Governor Sir Charles Fitzroy was scheduled to pay a
visit to the Hunter. A great deal of planning went
into his visit. In Singleton Glennie joined with other inhabitants John Browne,
John Smith, David Stolworthy,
Hope, John Johnston John Holden,
Alexander Munro, William Lesley and
Alfred Levien in calling for a
public meeting to arrange matters connected with the
reception for the Governor and to plan an
appropriate address to be given. Despite inclement
weather the Governor visited Singleton in February
and James Glennie was introduced to him along with others settlers in the
district. Governor Fitzroy later called at Dulwich for refreshments
before continuing his journey.
In April 1848 the Estate of Dulwich, situated
one mile from Camberwell Church, was advertised for lease. The estate consisted of a good dwelling house
and offices both in excellent order. The
entire 3000 acres were all fenced with a
considerable portion cleared and water was plentiful
as there was three miles of water frontage. A 15
acre garden containing 10 acres of vines of the best
description had been established. There was said to
be an unlimited supply of surface coal and the
public pound was situated on Dulwich as well. A
number of tenants were on the estate paying
rental of £140 per annum.
James Glennie was a brother of
died in 1876 aged 77 near Gladstone, Queensland. The Rockhampton
Bulletin reported his death:
resident of the name of James Glennie, of Thornhill has departed at the
ripe age of 77. He had lived in the colony 53 years, and was always
willing to assist in promoting the welfare of his fellow colonist. As he
was returning from the church of England Synod he was taken ill, and was
unable to return to his station.
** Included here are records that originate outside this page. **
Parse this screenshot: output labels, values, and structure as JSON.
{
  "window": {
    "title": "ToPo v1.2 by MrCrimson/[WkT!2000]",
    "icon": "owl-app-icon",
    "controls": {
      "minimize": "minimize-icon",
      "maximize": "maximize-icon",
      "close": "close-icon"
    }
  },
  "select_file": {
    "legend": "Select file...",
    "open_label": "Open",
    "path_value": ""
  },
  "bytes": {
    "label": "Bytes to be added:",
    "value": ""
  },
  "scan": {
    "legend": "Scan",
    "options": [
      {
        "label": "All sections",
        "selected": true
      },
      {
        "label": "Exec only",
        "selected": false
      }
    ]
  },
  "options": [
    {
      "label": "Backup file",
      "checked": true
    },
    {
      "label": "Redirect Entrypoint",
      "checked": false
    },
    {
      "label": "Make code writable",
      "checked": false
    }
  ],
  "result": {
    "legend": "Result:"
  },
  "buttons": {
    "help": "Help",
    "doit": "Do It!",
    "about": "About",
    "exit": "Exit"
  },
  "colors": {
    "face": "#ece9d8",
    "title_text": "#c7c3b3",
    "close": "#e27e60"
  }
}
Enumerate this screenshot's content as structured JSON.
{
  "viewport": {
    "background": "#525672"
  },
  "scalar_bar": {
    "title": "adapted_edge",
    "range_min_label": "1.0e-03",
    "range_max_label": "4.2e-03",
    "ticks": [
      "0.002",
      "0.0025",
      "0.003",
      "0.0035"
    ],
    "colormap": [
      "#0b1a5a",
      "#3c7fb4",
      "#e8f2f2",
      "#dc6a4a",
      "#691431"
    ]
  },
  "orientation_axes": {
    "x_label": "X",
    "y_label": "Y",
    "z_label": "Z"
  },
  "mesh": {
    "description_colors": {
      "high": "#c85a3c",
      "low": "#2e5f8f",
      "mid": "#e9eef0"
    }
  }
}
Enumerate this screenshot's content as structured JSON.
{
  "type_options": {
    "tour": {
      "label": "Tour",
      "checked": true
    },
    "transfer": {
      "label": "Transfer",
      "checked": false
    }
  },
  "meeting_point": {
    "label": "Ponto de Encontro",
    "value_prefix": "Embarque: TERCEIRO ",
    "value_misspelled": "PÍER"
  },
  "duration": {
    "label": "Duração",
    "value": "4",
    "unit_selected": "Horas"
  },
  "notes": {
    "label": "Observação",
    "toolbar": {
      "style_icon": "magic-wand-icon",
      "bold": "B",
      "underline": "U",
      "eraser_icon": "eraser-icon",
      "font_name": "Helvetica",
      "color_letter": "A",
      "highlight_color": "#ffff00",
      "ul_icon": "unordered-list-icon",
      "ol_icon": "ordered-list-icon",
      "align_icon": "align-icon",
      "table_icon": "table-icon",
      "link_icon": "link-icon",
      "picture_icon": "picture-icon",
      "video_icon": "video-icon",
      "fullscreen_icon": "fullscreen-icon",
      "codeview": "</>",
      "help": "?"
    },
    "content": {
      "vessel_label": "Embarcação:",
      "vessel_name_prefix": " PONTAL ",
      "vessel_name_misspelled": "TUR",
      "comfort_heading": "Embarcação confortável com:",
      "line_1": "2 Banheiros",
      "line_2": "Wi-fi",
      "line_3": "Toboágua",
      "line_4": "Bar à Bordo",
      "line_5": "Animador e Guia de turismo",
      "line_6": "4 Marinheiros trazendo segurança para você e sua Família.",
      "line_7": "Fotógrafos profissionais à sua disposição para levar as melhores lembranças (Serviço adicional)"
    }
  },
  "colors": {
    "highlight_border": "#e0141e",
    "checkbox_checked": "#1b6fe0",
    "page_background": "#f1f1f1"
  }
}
He was brother to Archdeacon Glennie,
and for his age was a surprisingly strong man, and his death was quite
unexpected. (Rockhampton Bulletin 18 September 1876.)